Given data:
····················

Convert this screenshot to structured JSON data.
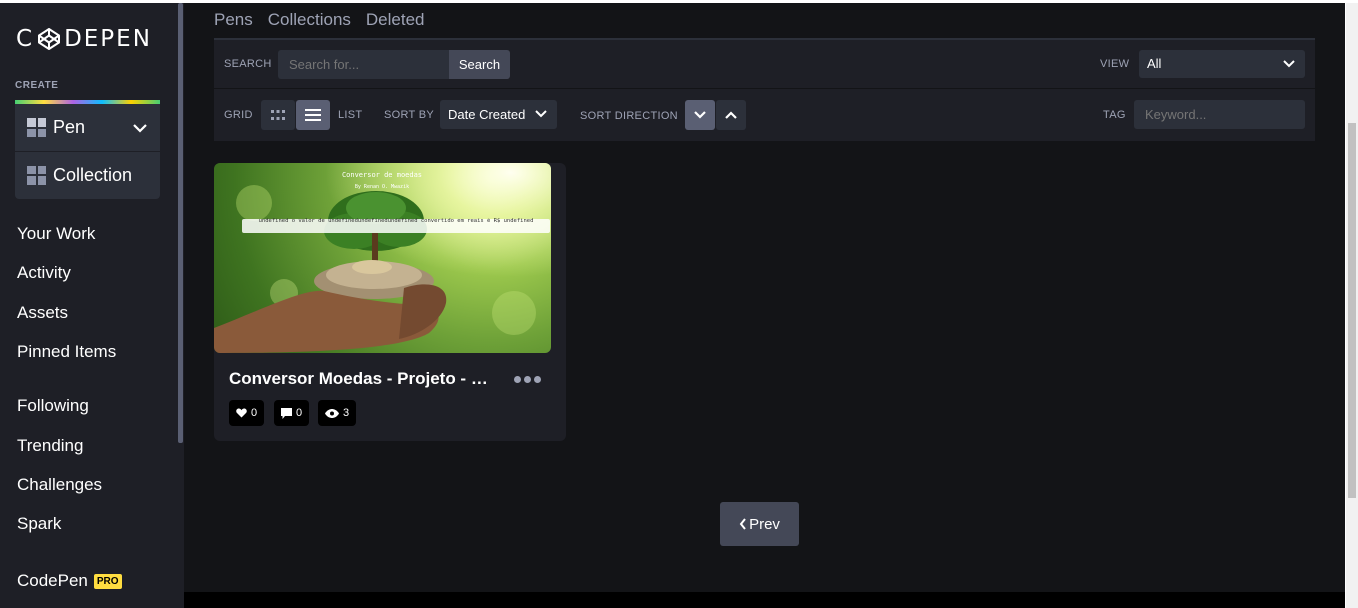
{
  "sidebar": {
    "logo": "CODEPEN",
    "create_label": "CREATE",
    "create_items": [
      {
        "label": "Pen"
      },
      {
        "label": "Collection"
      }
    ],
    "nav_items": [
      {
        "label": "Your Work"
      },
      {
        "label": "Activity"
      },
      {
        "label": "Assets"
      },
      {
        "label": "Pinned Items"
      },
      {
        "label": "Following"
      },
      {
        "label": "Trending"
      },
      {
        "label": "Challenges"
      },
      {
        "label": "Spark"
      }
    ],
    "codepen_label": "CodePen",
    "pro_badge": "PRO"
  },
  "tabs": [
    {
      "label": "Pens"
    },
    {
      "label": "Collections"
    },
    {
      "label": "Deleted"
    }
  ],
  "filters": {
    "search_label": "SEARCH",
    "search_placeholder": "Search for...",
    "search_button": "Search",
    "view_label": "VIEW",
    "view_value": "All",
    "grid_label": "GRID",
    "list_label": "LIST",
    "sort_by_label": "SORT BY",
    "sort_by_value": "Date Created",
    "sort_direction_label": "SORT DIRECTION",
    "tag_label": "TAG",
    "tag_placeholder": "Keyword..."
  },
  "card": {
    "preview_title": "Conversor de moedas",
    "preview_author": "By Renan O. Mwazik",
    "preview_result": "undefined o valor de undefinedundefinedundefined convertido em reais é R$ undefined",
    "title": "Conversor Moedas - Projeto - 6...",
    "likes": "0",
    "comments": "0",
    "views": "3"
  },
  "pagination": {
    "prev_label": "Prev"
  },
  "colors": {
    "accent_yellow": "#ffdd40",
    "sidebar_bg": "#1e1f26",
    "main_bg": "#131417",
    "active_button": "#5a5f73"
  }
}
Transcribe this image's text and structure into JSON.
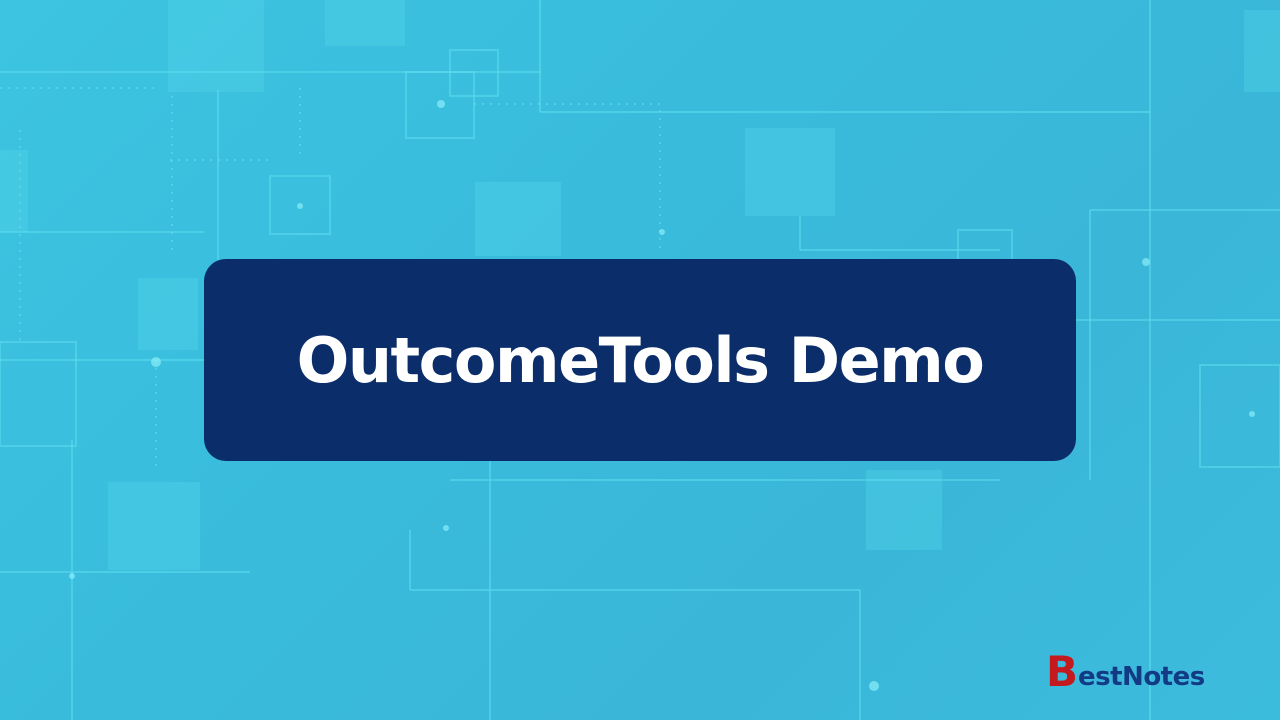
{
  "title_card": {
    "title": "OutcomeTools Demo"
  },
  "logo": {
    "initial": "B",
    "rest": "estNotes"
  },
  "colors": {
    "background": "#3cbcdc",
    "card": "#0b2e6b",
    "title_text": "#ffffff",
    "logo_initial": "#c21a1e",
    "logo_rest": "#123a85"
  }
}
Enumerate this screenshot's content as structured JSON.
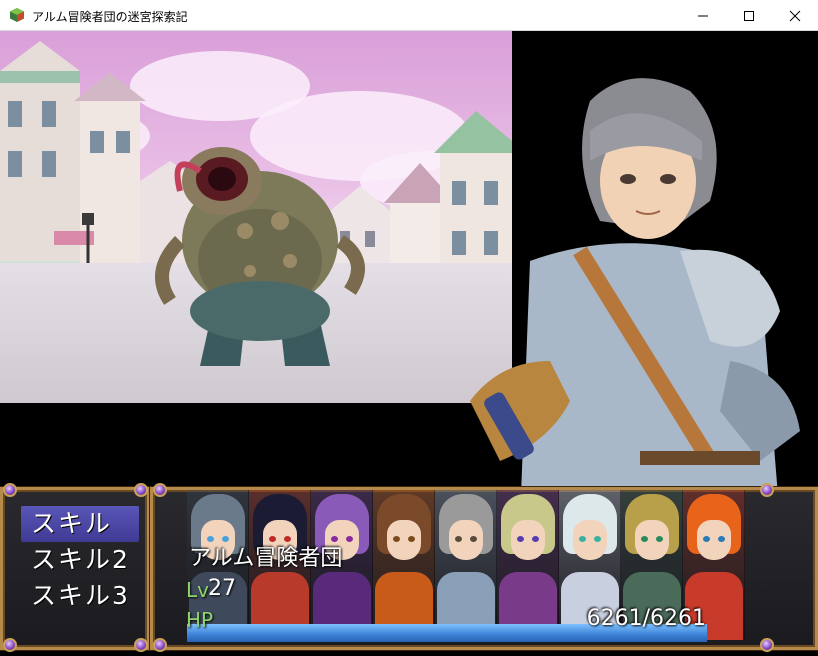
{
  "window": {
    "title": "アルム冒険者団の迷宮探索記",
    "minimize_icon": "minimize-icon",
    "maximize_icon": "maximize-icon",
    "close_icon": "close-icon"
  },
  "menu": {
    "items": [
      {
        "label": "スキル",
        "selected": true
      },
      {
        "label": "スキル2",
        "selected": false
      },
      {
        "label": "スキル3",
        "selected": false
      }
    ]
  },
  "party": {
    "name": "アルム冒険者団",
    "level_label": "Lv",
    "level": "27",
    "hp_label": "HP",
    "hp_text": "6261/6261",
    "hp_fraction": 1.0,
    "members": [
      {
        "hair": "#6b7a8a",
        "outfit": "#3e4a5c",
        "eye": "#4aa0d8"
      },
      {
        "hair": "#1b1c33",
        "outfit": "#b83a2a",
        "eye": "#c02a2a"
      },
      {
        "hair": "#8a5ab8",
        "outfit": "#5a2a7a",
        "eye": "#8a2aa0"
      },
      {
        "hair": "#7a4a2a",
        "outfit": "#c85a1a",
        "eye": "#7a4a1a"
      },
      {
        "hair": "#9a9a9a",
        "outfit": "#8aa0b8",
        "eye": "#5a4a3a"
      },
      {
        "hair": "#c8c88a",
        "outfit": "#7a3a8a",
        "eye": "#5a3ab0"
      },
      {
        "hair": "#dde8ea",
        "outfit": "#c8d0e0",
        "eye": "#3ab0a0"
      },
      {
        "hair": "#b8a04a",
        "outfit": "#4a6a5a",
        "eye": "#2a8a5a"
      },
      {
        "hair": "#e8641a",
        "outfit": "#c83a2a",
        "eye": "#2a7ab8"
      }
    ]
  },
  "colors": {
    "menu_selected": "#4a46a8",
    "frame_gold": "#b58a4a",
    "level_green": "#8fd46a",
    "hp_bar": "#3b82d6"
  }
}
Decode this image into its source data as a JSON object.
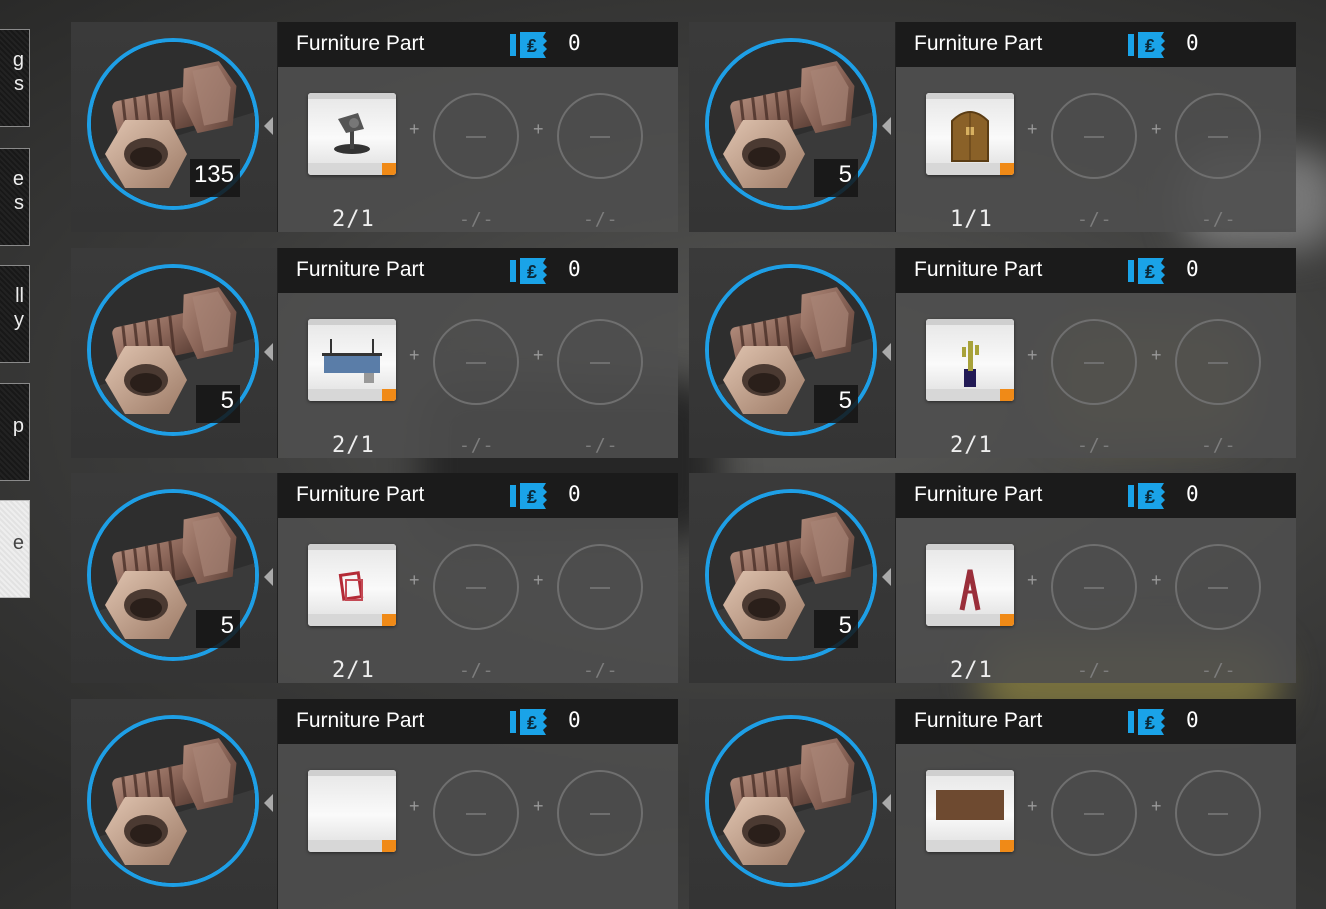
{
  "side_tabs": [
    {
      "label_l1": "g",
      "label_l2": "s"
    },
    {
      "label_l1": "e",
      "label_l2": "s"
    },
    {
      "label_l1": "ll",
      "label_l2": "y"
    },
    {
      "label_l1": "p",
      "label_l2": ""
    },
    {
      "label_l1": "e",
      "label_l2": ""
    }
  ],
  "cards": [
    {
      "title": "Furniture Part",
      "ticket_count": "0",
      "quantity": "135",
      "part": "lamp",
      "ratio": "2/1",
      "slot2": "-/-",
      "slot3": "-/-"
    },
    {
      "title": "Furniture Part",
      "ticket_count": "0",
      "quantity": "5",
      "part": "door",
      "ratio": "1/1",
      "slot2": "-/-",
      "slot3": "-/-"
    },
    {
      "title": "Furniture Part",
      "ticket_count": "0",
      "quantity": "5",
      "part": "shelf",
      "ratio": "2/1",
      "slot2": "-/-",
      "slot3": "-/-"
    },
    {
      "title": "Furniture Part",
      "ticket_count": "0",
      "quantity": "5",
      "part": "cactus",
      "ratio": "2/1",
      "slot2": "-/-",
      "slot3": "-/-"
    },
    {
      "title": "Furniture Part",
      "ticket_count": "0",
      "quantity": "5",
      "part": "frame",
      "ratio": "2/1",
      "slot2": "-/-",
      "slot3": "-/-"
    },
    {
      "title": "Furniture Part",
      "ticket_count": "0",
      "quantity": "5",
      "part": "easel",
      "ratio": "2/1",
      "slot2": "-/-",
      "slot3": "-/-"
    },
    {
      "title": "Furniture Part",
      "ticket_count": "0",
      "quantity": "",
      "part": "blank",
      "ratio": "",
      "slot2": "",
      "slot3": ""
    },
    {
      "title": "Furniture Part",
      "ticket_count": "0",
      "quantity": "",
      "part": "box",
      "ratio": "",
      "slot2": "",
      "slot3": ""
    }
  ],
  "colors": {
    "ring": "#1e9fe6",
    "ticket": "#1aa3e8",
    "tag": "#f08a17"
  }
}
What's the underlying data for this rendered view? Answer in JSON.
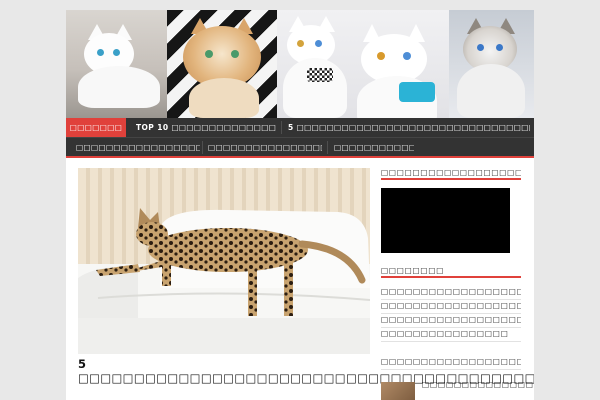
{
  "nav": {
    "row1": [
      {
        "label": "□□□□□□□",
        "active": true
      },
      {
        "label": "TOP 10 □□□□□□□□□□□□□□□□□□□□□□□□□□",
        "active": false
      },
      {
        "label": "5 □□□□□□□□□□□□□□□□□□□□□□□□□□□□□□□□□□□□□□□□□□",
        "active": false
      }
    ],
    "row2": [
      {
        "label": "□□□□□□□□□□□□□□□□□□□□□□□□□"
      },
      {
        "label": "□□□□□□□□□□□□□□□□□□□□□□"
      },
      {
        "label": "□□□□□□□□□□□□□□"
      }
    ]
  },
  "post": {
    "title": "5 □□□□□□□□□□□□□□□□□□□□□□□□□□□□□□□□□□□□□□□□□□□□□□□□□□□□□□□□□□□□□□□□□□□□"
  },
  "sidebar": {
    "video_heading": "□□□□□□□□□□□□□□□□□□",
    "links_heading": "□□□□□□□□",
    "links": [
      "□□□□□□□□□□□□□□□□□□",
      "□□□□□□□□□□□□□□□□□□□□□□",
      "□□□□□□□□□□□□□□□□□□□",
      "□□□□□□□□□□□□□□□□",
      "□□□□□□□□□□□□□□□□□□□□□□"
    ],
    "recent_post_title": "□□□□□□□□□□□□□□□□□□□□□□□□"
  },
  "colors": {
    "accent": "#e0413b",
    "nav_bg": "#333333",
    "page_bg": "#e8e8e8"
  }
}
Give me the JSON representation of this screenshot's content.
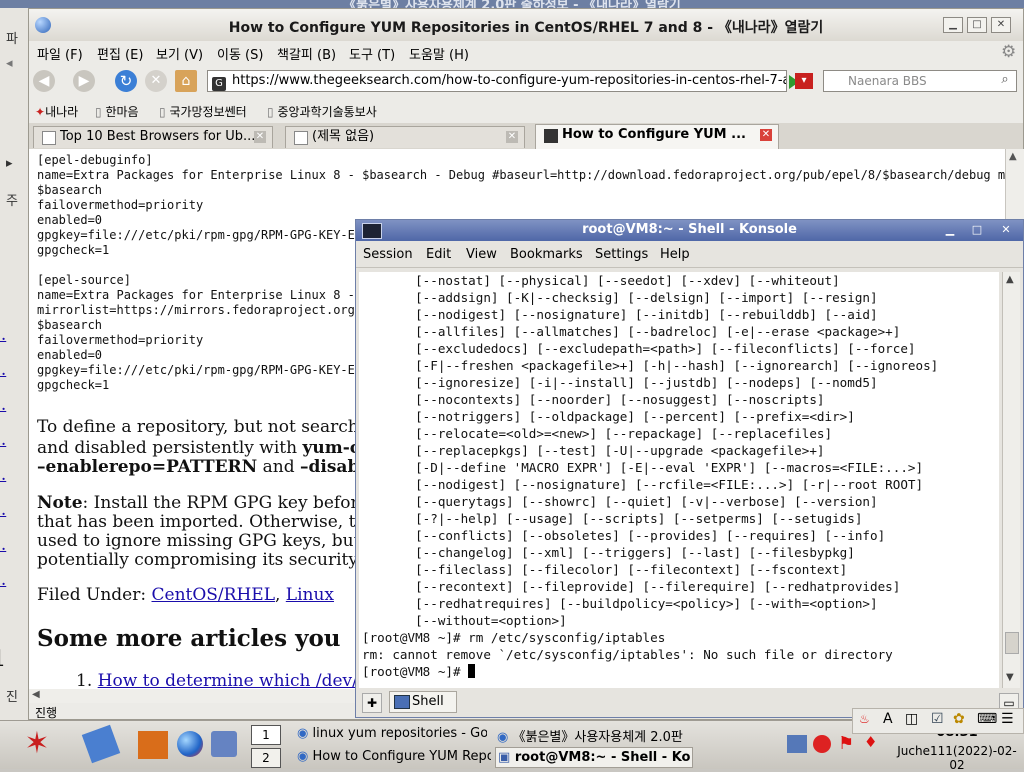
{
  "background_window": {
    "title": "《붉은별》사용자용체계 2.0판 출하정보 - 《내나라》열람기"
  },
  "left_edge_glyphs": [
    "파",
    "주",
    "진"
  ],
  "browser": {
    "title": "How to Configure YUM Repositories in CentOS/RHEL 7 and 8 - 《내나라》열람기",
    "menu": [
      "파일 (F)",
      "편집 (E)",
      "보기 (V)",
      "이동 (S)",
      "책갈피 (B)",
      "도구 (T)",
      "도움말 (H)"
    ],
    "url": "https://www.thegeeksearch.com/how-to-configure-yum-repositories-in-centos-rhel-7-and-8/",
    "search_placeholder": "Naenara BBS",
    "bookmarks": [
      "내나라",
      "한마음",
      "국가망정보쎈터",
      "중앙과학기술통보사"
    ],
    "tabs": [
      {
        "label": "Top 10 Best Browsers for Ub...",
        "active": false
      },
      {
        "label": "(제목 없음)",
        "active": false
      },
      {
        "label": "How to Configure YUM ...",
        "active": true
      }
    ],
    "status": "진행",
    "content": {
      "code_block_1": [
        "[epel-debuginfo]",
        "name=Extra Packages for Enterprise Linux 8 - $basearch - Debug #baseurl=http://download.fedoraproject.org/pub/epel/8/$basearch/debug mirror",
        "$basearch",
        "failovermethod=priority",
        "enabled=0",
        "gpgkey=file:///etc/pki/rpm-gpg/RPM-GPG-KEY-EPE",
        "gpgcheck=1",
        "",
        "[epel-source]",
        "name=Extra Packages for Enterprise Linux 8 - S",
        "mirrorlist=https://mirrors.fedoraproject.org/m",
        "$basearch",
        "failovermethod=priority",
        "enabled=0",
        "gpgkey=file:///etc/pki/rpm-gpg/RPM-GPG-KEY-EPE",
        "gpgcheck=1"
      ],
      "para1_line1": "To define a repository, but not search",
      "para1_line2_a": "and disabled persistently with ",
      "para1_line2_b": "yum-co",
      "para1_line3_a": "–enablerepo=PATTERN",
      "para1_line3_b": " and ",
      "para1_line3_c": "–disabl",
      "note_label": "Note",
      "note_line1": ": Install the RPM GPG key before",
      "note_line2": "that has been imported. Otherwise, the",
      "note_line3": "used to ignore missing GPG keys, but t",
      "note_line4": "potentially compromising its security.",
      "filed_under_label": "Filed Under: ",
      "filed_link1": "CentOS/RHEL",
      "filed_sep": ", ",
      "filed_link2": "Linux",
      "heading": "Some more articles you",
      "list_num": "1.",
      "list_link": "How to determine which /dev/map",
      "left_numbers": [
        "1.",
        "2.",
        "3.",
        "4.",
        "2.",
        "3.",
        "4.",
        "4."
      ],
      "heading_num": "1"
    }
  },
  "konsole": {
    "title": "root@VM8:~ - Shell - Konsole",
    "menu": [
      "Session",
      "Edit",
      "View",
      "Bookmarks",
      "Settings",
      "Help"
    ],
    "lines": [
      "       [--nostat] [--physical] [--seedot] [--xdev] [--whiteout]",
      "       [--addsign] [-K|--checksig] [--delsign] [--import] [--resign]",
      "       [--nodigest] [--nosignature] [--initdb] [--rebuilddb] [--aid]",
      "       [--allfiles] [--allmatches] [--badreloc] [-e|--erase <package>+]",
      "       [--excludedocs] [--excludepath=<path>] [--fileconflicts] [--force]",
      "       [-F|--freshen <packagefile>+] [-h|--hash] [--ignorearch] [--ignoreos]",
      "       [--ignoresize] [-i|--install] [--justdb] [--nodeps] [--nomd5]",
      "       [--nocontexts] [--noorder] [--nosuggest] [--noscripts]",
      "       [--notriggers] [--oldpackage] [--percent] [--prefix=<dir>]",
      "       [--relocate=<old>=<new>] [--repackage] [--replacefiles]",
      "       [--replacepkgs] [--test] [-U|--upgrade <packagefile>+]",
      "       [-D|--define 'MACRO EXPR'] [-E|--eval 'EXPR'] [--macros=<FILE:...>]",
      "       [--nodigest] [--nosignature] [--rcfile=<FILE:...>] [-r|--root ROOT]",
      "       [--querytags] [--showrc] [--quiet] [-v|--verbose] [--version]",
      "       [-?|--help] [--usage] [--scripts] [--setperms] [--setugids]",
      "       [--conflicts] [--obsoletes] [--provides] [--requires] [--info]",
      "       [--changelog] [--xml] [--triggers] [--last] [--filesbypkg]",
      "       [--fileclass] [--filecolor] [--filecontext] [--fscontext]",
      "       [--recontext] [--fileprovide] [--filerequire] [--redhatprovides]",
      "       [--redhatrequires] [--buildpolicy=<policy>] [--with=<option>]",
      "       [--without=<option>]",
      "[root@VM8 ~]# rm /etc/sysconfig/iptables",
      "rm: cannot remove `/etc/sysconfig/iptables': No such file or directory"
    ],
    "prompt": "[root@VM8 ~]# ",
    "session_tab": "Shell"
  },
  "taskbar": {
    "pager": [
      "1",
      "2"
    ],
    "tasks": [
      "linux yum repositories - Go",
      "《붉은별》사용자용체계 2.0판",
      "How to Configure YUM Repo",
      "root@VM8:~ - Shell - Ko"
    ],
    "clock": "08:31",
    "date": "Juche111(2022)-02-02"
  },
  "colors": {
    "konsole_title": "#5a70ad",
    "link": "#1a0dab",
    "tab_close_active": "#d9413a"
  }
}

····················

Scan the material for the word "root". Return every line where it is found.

    "title": "root@VM8:~ - Shell - Konsole",
      "       [--nodigest] [--nosignature] [--rcfile=<FILE:...>] [-r|--root ROOT]",
      "[root@VM8 ~]# rm /etc/sysconfig/iptables",
    "prompt": "[root@VM8 ~]# ",
      "root@VM8:~ - Shell - Ko"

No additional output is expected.